→ PROBLEM TO SOLVE: Spot each line in the records below where the word "that" occurs, then copy it.

→ GIVEN ENTRIES:
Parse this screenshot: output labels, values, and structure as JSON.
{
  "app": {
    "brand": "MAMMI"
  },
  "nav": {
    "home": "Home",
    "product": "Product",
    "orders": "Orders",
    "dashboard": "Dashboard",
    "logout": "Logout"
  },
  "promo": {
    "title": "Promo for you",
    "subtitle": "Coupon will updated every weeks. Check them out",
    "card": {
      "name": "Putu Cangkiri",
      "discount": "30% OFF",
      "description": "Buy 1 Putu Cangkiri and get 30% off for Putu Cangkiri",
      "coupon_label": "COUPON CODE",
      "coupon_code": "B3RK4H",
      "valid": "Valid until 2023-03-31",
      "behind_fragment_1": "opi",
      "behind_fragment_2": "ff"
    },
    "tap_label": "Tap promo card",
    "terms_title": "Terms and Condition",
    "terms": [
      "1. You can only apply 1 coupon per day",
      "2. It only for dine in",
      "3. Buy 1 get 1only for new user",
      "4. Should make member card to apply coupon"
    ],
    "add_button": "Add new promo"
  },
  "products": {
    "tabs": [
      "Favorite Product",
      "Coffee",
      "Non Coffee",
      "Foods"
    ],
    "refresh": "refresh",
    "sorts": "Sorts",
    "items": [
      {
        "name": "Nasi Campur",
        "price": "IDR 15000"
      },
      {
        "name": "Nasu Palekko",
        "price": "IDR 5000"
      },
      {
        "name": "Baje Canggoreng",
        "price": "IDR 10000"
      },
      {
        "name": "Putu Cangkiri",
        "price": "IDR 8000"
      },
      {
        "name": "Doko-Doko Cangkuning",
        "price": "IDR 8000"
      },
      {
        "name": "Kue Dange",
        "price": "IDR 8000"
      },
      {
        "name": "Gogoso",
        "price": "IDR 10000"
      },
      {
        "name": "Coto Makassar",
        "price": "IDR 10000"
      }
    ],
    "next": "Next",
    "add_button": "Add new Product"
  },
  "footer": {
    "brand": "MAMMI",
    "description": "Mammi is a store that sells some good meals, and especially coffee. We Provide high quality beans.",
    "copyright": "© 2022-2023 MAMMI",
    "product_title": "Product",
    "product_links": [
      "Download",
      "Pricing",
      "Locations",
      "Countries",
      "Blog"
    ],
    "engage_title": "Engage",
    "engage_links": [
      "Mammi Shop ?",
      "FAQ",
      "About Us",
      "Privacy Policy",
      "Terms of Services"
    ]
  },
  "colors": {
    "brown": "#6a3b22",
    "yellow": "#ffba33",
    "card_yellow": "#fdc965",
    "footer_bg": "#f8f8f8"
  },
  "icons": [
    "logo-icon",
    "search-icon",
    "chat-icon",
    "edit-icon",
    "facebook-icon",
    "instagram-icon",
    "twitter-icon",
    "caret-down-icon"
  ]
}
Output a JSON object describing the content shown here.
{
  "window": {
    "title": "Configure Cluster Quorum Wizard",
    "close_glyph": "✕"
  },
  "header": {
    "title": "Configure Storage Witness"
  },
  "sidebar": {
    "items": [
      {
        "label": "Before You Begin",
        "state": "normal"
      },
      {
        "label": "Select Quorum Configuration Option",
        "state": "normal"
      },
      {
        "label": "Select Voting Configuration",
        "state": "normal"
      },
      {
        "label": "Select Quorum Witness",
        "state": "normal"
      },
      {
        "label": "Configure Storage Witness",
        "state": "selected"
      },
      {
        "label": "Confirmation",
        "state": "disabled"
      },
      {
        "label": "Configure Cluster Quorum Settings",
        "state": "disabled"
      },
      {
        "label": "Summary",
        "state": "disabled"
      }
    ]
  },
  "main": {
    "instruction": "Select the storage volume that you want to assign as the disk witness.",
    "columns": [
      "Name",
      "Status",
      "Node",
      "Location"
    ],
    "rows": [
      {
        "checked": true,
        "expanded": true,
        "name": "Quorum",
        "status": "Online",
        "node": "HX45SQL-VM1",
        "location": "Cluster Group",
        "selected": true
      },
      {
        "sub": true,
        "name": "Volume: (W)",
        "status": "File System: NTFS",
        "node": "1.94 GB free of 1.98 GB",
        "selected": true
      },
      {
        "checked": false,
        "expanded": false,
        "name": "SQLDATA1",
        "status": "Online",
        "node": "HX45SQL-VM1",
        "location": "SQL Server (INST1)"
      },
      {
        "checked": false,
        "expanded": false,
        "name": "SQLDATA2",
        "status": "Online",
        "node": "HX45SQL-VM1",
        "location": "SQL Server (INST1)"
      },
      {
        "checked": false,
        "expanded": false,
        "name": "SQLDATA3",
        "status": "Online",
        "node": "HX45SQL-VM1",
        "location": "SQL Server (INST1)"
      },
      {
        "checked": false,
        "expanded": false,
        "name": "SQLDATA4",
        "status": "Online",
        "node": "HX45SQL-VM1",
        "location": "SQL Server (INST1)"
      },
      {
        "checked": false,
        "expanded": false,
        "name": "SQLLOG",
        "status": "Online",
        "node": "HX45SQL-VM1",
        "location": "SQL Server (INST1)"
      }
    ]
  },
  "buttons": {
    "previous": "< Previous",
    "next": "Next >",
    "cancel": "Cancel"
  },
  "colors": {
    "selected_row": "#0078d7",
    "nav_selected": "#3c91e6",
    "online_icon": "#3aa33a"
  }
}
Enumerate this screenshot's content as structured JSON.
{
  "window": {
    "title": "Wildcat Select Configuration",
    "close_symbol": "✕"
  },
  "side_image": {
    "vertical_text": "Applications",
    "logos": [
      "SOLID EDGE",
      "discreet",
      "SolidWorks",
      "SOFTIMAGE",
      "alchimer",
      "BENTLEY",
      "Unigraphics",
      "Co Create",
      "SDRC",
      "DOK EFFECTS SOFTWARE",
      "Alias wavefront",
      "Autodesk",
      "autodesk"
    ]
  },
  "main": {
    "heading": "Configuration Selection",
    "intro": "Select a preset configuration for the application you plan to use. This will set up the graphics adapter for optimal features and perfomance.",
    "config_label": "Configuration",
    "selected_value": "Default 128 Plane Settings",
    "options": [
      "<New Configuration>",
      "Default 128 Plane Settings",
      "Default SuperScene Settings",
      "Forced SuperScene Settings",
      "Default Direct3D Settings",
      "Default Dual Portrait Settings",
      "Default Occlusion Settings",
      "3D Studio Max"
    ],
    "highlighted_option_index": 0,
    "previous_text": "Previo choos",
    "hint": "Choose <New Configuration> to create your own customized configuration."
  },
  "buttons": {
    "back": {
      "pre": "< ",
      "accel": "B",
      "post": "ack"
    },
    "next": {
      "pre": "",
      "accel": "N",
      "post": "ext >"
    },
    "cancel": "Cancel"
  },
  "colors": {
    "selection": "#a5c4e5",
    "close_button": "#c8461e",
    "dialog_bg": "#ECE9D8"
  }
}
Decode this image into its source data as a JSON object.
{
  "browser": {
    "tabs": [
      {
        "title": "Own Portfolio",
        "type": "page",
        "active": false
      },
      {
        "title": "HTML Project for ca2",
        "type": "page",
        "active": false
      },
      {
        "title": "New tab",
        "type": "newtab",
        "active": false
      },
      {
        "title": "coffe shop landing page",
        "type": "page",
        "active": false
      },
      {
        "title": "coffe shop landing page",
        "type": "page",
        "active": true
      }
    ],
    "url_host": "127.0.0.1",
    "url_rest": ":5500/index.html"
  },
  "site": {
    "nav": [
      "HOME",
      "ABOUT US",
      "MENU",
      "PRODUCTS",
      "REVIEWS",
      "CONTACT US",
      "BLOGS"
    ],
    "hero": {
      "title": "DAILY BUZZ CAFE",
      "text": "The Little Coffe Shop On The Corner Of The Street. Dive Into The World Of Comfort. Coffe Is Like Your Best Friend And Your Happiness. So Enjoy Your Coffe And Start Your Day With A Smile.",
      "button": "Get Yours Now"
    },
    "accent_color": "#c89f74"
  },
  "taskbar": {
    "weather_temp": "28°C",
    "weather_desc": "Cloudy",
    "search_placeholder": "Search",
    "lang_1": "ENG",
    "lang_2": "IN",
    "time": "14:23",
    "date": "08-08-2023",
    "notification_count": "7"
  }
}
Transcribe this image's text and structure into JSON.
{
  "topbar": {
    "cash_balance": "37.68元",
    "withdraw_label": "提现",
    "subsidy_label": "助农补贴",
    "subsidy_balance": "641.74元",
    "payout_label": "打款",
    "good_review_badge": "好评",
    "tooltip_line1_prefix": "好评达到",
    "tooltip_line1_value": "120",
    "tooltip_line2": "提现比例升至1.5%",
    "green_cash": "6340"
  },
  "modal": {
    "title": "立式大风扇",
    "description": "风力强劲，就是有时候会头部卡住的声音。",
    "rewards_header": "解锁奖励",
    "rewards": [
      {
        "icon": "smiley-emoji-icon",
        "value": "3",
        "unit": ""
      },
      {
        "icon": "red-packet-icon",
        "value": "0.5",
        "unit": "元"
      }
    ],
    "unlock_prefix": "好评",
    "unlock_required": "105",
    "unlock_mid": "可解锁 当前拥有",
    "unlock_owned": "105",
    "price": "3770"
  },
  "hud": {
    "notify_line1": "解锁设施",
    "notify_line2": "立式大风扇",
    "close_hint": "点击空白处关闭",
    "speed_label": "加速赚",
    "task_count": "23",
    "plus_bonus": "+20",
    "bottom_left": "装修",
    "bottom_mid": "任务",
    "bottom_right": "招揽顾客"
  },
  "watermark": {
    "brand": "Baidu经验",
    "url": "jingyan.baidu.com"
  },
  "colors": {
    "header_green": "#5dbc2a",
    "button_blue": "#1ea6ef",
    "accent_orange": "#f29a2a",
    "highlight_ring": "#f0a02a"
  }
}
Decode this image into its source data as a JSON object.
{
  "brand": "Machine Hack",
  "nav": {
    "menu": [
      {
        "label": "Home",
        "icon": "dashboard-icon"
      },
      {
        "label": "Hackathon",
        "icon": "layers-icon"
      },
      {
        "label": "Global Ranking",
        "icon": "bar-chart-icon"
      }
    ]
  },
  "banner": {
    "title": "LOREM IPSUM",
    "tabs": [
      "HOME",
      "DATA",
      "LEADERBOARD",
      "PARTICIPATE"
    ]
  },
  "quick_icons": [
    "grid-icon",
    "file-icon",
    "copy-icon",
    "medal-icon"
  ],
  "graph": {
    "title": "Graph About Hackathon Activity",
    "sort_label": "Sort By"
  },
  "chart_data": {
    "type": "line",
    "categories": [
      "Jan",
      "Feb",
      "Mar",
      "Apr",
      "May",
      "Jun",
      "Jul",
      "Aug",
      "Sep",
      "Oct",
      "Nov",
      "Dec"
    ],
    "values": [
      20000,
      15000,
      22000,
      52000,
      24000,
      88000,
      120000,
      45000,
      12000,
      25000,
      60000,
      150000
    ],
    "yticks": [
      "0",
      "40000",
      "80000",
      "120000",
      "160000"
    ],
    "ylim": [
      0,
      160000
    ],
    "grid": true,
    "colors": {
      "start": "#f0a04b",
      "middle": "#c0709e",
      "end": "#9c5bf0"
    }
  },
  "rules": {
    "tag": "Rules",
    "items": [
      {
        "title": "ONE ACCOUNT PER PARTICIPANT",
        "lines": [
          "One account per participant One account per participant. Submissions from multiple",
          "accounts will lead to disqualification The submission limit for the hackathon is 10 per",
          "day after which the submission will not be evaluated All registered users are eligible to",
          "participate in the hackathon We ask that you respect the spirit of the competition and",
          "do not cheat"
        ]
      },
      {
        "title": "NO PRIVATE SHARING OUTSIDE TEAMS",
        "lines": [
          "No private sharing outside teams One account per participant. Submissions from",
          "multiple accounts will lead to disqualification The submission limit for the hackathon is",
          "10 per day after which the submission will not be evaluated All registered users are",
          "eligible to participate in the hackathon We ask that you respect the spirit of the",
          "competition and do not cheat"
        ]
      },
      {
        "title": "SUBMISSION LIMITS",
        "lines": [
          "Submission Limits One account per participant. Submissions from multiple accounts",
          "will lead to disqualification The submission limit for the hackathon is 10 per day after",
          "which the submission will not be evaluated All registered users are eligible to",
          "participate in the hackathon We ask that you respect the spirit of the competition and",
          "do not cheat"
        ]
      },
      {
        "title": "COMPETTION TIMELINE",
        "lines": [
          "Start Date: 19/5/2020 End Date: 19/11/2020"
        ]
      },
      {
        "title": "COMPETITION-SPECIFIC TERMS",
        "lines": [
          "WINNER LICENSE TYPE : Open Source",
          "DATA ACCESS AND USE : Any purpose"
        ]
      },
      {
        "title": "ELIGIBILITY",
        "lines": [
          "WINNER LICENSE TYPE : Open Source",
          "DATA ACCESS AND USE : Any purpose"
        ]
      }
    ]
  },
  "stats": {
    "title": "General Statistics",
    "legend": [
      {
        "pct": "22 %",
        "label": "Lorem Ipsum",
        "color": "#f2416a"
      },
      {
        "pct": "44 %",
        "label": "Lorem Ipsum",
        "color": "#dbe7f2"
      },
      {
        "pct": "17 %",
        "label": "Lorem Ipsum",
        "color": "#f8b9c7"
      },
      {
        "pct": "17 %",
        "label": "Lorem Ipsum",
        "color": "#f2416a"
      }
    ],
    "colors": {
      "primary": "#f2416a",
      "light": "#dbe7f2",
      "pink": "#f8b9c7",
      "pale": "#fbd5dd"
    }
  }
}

→ EXPECTED OUTPUT:
    "description": "Mammi is a store that sells some good meals, and especially coffee. We Provide high quality beans.",
    "instruction": "Select the storage volume that you want to assign as the disk witness.",
          "participate in the hackathon We ask that you respect the spirit of the competition and",
          "eligible to participate in the hackathon We ask that you respect the spirit of the",
          "participate in the hackathon We ask that you respect the spirit of the competition and",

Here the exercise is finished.